    Plasticity and metaplasticity of the rat primary visual cortex

    It is well established that most sensory cortices retain a significant potential for plastic reorganization. In contrast, there continues to be a controversial discussion with regard to the levels of plasticity present and expressed in the primary visual cortex (V1) of adult animals, including humans. To address this issue, we examine long-term potentiation (LTP), a classic form of activity-dependent synaptic plasticity thought to underlie receptive field plasticity and perceptual learning in cortical networks. Our experiments show that LTP can readily be induced in the fully matured V1 of rodents. However, the ability to induce LTP is dependent on local levels of neuromodulators (acetylcholine, histamine), suggesting that this form of plasticity is tightly regulated by "arousal"-related factors.
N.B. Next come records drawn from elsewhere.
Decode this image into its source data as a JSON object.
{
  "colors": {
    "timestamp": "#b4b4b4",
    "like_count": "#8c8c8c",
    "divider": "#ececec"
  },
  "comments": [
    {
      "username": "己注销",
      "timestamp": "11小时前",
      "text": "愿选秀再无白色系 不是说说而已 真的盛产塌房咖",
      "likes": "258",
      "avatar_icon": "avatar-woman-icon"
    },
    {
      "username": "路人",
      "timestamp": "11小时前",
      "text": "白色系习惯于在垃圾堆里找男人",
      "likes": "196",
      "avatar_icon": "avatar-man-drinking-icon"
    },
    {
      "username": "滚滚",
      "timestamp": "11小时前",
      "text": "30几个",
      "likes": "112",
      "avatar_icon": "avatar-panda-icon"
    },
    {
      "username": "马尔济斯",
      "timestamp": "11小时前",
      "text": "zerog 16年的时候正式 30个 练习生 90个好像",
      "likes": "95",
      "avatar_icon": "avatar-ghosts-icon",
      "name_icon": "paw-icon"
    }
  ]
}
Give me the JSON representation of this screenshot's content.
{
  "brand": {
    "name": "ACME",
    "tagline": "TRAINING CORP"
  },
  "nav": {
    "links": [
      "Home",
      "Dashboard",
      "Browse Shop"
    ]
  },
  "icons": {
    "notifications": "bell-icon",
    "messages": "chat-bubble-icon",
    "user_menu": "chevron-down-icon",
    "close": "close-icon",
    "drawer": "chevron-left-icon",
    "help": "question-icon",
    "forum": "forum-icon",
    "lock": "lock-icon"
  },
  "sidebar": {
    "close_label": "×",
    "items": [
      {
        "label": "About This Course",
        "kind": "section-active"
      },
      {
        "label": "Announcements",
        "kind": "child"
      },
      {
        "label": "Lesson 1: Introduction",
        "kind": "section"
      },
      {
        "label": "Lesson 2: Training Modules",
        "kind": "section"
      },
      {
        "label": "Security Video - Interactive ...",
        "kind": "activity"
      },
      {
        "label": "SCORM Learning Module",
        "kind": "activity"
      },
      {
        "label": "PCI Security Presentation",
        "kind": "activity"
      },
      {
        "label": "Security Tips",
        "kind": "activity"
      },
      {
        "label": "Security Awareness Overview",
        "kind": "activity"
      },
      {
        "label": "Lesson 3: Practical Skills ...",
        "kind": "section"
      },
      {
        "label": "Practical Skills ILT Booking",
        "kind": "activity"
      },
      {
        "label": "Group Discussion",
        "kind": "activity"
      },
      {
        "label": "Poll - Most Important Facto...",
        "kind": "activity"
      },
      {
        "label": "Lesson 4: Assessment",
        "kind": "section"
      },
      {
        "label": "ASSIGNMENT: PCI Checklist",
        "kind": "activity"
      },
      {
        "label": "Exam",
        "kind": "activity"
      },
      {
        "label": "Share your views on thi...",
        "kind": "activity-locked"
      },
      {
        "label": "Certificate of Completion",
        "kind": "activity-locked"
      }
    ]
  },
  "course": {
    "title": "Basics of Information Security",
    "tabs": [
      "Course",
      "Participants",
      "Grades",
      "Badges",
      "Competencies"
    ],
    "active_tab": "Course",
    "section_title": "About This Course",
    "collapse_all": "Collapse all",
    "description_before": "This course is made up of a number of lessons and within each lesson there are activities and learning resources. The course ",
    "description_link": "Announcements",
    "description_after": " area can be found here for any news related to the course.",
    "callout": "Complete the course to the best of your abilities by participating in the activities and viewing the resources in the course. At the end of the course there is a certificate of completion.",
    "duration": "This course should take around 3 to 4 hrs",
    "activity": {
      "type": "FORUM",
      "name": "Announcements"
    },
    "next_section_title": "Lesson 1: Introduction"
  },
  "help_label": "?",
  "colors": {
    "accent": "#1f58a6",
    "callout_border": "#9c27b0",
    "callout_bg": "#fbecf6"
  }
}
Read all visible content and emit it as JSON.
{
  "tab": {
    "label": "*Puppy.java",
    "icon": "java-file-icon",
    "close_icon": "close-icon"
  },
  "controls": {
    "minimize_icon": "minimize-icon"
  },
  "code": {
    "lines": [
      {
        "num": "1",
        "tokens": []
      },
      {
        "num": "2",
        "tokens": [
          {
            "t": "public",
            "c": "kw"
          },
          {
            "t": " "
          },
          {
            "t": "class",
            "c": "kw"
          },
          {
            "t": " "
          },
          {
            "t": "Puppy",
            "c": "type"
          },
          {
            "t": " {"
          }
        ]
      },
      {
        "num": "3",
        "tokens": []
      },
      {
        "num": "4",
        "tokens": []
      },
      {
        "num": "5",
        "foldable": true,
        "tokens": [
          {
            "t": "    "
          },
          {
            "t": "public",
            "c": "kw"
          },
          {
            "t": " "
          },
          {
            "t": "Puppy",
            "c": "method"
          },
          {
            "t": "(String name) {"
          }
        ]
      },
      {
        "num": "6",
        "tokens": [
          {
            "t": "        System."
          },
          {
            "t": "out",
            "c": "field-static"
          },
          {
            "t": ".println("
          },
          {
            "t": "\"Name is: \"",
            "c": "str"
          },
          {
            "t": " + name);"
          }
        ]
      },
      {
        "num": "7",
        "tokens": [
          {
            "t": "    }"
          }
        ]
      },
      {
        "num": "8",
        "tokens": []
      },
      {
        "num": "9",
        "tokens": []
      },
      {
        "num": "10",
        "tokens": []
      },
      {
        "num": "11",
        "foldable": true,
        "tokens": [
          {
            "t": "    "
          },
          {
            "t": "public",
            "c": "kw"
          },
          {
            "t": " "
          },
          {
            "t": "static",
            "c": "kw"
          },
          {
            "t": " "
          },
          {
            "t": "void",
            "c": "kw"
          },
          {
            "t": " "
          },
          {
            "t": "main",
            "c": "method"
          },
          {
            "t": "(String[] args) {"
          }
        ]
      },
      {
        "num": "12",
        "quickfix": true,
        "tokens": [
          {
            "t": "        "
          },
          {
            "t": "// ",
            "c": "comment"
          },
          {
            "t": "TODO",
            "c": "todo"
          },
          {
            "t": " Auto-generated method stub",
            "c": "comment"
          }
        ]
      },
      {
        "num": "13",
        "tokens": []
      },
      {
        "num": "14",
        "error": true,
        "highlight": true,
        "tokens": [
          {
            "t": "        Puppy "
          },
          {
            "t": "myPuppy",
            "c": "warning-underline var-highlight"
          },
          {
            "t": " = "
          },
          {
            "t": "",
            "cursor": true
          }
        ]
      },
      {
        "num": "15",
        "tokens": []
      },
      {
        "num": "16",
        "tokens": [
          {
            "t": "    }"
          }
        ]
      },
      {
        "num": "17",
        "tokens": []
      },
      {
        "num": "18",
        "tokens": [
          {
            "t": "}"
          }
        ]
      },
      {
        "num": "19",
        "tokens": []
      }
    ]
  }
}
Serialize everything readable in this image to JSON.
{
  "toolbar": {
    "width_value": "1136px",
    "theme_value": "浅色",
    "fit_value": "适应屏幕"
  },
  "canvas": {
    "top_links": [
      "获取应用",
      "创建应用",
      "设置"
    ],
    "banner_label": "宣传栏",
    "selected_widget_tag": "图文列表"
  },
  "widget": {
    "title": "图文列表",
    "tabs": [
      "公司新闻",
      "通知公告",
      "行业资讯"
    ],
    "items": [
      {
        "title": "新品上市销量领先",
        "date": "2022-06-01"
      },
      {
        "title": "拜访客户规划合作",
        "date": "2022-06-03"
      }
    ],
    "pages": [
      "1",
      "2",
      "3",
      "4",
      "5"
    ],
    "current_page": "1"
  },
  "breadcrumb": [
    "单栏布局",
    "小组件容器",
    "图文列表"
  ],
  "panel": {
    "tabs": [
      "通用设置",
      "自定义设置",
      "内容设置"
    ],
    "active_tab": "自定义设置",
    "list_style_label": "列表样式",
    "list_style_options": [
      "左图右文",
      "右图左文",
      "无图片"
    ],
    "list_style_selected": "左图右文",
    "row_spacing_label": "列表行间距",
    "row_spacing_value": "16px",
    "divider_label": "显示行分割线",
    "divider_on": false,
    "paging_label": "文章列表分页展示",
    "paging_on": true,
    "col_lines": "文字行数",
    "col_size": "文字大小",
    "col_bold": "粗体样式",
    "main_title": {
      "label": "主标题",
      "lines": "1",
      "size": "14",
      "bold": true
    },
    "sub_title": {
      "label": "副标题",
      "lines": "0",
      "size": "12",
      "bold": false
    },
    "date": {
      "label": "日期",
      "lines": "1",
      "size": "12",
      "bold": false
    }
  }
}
More surprisingly, previous visual experience (light vs. dark exposure, visual discrimination training) exerts a profound influence on levels of LTP in V1. We argue that the mature V1 retains a significant plasticity potential, which can be expressed under the appropriate neurochemical and experiential (metaplastic) conditions. (Work supported by the Natural Sciences and Engineering Research Council of Canada.)

    Hans Dringenberg
    Queen's University